As I write this, hurricane Sandy is slamming the North Eastern seaboard. The storm surge, flooding, and 85mph gusts will potentially devastate New England with tree damage, home flooding, and extended electrical outages. New York’s subway system is shut down, and millions of people will soon be facing the wintry cold of late October. Economically, forecasts are estimating the damage and financial loss to be in the billions.
Why am I telling you this? It is because there is a presidential candidate and an entire party platform that would prefer federally funded assistance programs for disaster relief be culled. While our states’ budgets are dwindling and thirty-two states are officially bankrupt, candidate Mitt Romney says that we should “absolutely” eliminate FEMA. During a CNN debate, Romney stated:
“Every time you have an occasion to take something from the federal government and send it back to the states, that’s the right direction. And if you can go even further, and send it back to the private sector, that’s even better. Instead of thinking, in the federal budget, what we should cut, we should ask the opposite question, what should we keep?”
One only has to look back a few years to spot his hypocrisy, as when Romney was governor of Massachusetts; he too was begging for federal dollars to clean up after a storm. What I would like to call your attention to is the governor’s call for privatization of disaster relief. What would that mean for citizens affected by natural disasters? If the private sector is represented by profiteering capitalists, it would spell debt and struggle for disaster victims. We can see glimpses of this with disaster insurance policies that leave homeowners stranded with pages of payout-pending clauses. Outside of that, what worries me most is the Republican notion that instead of relying on our representative government to assist us after a billion dollar disaster, we should be leaning on our local churches and religious organizations. Perhaps we should just go with Romney’s plan B: prayer. It’s equally effective.
Now, I understand that the balance between federal and state responsibility is a fine balance, and so is debt management. When asked if he would consider cutting vital federal funding for disaster relief, Romney dodged the question and responded that it would be “immoral” to rack up debt for future generations. Ultimately aiming for such care to be managed by profiteers and proselytizers? That is truly unconscionable.

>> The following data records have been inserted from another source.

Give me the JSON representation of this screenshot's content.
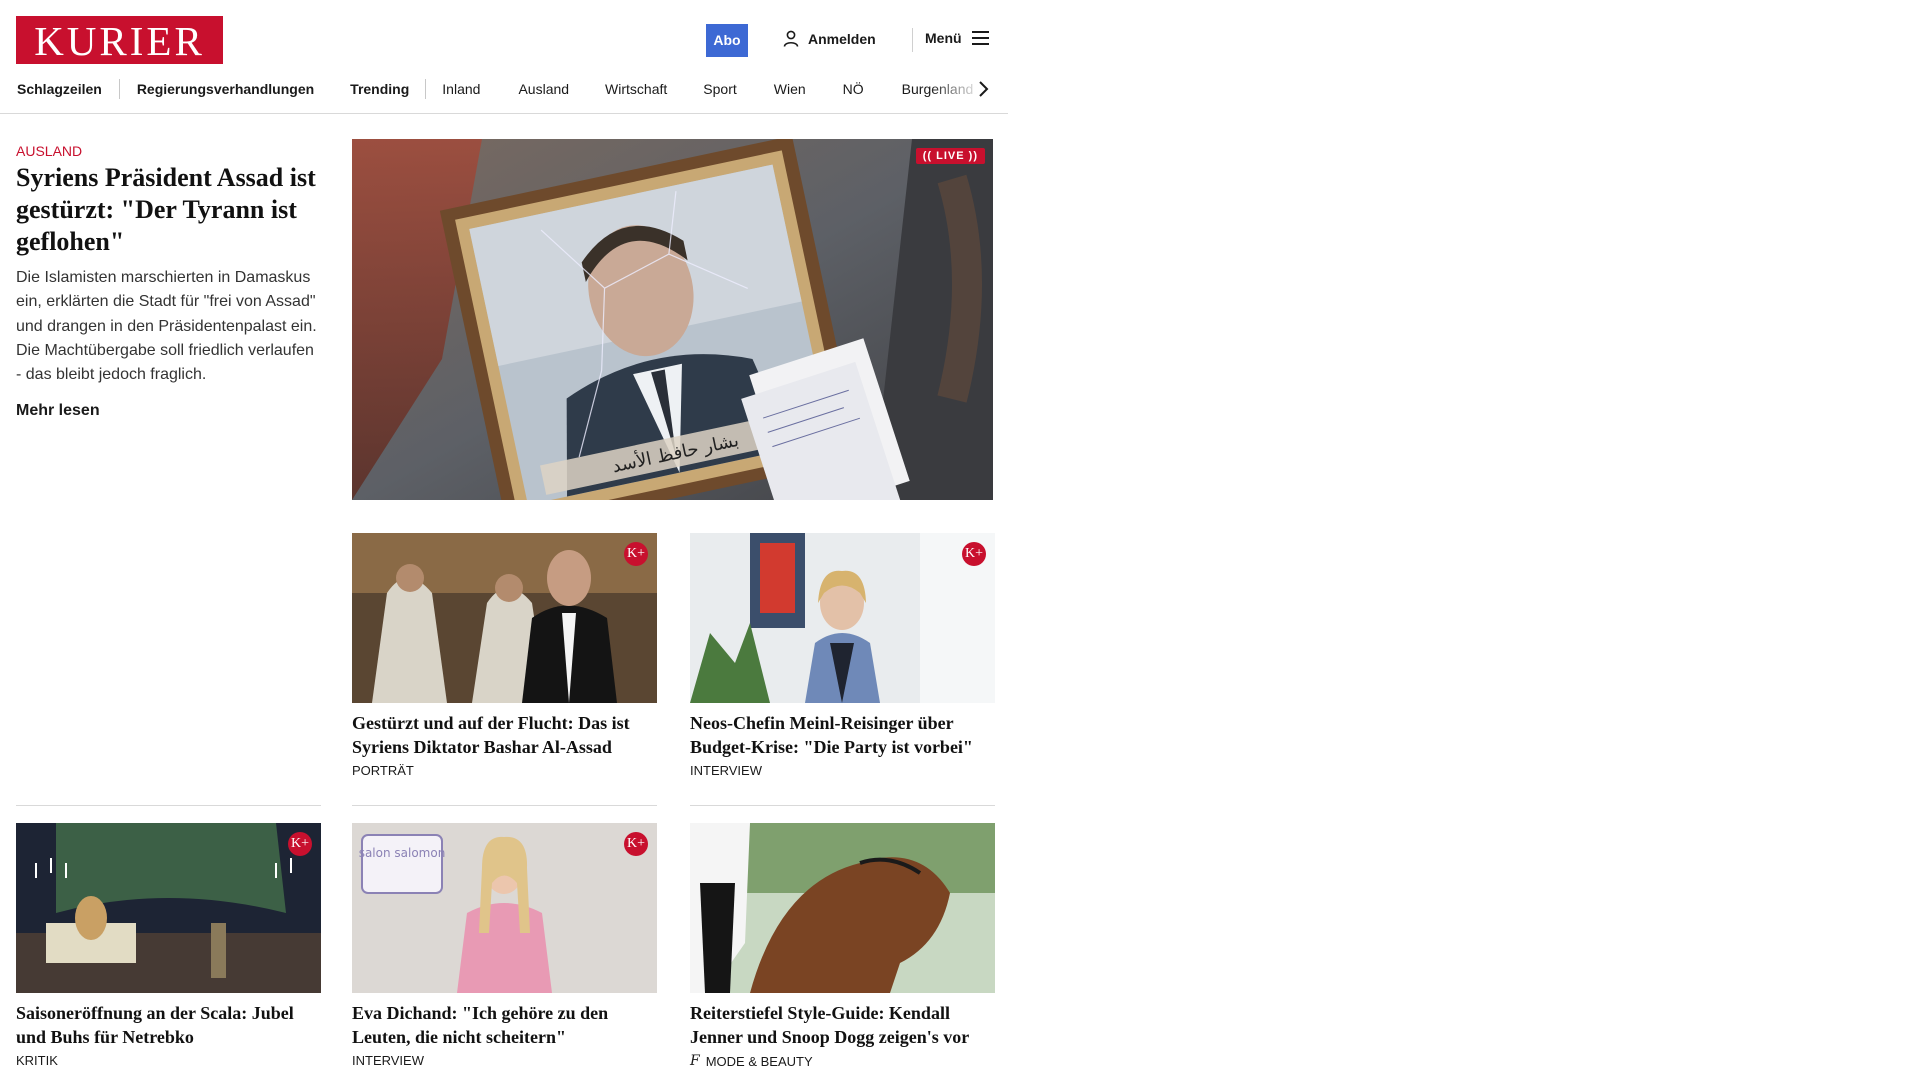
{
  "header": {
    "logo_text": "KURIER",
    "abo_label": "Abo",
    "login_label": "Anmelden",
    "menu_label": "Menü"
  },
  "nav": {
    "items": [
      {
        "label": "Schlagzeilen",
        "bold": true
      },
      {
        "label": "Regierungsverhandlungen",
        "bold": true
      },
      {
        "label": "Trending",
        "bold": true
      },
      {
        "label": "Inland",
        "bold": false
      },
      {
        "label": "Ausland",
        "bold": false
      },
      {
        "label": "Wirtschaft",
        "bold": false
      },
      {
        "label": "Sport",
        "bold": false
      },
      {
        "label": "Wien",
        "bold": false
      },
      {
        "label": "NÖ",
        "bold": false
      },
      {
        "label": "Burgenland",
        "bold": false
      }
    ]
  },
  "lead": {
    "kicker": "AUSLAND",
    "title": "Syriens Präsident Assad ist gestürzt: \"Der Tyrann ist geflohen\"",
    "teaser": "Die Islamisten marschierten in Damaskus ein, erklärten die Stadt für \"frei von Assad\" und drangen in den Präsidentenpalast ein. Die Machtübergabe soll friedlich verlaufen - das bleibt jedoch fraglich.",
    "more_label": "Mehr lesen",
    "live_label": "LIVE",
    "image_caption_arabic": "بشار حافظ الأسد"
  },
  "cards": [
    {
      "title": "Gestürzt und auf der Flucht: Das ist Syriens Diktator Bashar Al-Assad",
      "label": "PORTRÄT",
      "kplus": true
    },
    {
      "title": "Neos-Chefin Meinl-Reisinger über Budget-Krise: \"Die Party ist vorbei\"",
      "label": "INTERVIEW",
      "kplus": true
    },
    {
      "title": "Saisoneröffnung an der Scala: Ju­bel und Buhs für Netrebko",
      "label": "KRITIK",
      "kplus": true
    },
    {
      "title": "Eva Dichand: \"Ich gehöre zu den Leuten, die nicht scheitern\"",
      "label": "INTERVIEW",
      "kplus": true,
      "image_badge": "salon salomon"
    },
    {
      "title": "Reiterstiefel Style-Guide: Kendall Jenner und Snoop Dogg zeigen's vor",
      "label": "MODE & BEAUTY",
      "kplus": false
    }
  ],
  "kplus_badge": "K+",
  "colors": {
    "brand_red": "#c8102e",
    "abo_blue": "#3d69d4"
  }
}
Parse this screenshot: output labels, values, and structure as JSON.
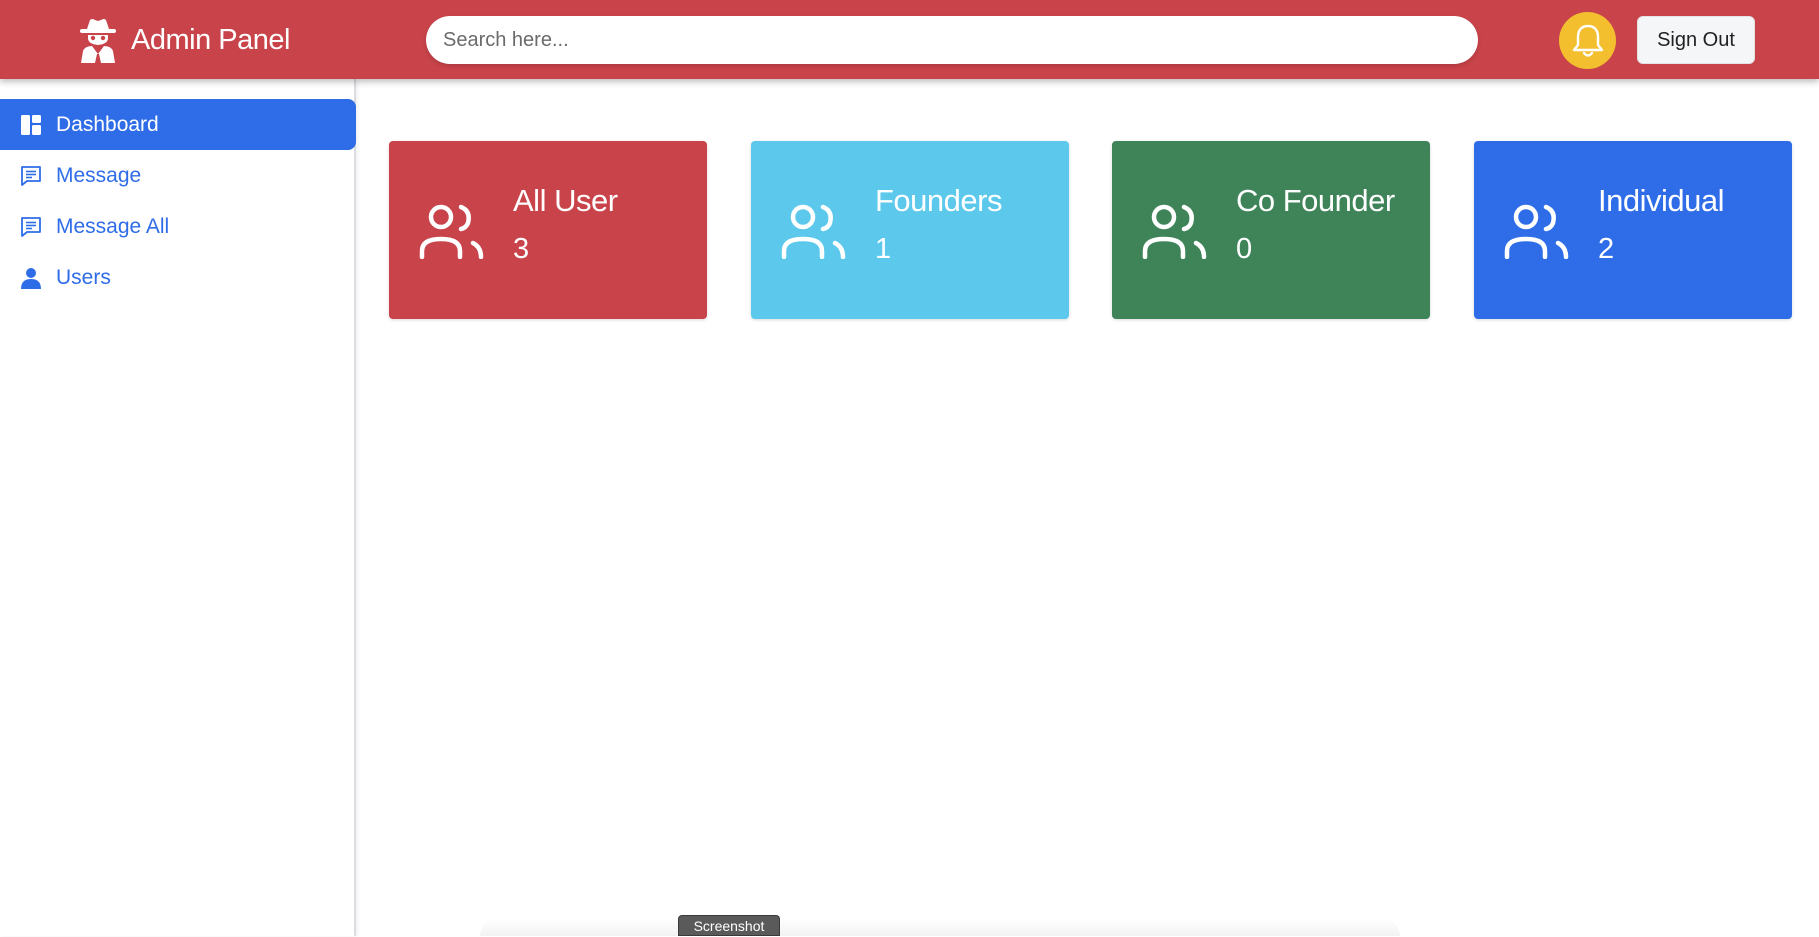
{
  "header": {
    "brand_title": "Admin Panel",
    "brand_icon": "spy-agent-icon",
    "search_placeholder": "Search here...",
    "notification_icon": "bell-icon",
    "signout_label": "Sign Out",
    "colors": {
      "header_bg": "#c9434a",
      "bell_bg": "#f4bf2e"
    }
  },
  "sidebar": {
    "items": [
      {
        "label": "Dashboard",
        "icon": "dashboard-icon",
        "active": true
      },
      {
        "label": "Message",
        "icon": "message-icon",
        "active": false
      },
      {
        "label": "Message All",
        "icon": "message-icon",
        "active": false
      },
      {
        "label": "Users",
        "icon": "user-icon",
        "active": false
      }
    ],
    "colors": {
      "accent": "#2f6de8"
    }
  },
  "cards": [
    {
      "label": "All User",
      "count": "3",
      "icon": "users-icon",
      "color": "#c9434a"
    },
    {
      "label": "Founders",
      "count": "1",
      "icon": "users-icon",
      "color": "#5bc8ec"
    },
    {
      "label": "Co Founder",
      "count": "0",
      "icon": "users-icon",
      "color": "#3f8458"
    },
    {
      "label": "Individual",
      "count": "2",
      "icon": "users-icon",
      "color": "#2f6de8"
    }
  ],
  "tooltip": {
    "label": "Screenshot"
  }
}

Since you’re already online & reading blogs about hurricane Sandy, I also suggest this post from a Connecticut resident.